══ GIVEN RECORDS

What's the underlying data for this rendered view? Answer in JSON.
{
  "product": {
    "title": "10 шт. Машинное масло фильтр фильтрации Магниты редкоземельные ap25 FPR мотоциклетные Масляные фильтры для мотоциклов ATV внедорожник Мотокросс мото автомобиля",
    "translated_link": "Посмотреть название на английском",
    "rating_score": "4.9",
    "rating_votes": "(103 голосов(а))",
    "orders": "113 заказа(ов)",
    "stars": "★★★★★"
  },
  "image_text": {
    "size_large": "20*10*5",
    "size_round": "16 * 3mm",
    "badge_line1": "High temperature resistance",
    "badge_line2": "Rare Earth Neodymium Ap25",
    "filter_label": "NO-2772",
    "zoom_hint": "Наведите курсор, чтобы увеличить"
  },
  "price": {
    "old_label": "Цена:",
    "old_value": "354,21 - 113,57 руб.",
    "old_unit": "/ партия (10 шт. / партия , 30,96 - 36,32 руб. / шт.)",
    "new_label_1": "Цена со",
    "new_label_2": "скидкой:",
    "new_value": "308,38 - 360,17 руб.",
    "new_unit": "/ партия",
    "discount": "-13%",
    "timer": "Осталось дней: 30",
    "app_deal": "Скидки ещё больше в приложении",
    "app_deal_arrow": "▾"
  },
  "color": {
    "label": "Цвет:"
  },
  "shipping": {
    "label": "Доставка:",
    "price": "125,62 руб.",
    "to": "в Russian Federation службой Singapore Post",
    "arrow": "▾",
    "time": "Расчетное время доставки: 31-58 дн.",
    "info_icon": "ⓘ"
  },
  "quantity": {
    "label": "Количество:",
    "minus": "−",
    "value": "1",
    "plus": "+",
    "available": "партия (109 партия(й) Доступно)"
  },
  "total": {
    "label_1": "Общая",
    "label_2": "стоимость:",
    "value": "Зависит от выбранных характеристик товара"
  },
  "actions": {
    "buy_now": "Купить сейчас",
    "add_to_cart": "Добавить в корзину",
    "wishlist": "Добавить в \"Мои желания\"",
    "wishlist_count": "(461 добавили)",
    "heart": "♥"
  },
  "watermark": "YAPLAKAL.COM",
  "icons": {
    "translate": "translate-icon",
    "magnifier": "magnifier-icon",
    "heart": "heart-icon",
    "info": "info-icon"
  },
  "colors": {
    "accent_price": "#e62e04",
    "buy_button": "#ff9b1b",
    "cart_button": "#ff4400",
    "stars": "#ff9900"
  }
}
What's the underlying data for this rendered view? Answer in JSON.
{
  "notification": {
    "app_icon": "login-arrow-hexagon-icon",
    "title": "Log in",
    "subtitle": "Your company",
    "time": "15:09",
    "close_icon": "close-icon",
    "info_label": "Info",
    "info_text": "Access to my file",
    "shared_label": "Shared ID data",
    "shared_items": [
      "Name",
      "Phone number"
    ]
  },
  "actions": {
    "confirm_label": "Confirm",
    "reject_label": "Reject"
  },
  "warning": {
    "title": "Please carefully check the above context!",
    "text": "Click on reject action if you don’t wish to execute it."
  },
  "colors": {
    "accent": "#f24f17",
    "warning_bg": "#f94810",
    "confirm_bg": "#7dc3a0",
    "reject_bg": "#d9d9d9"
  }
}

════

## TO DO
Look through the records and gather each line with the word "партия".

## TASK SOLUTION
    "old_unit": "/ партия (10 шт. / партия , 30,96 - 36,32 руб. / шт.)",
    "new_unit": "/ партия",
    "available": "партия (109 партия(й) Доступно)"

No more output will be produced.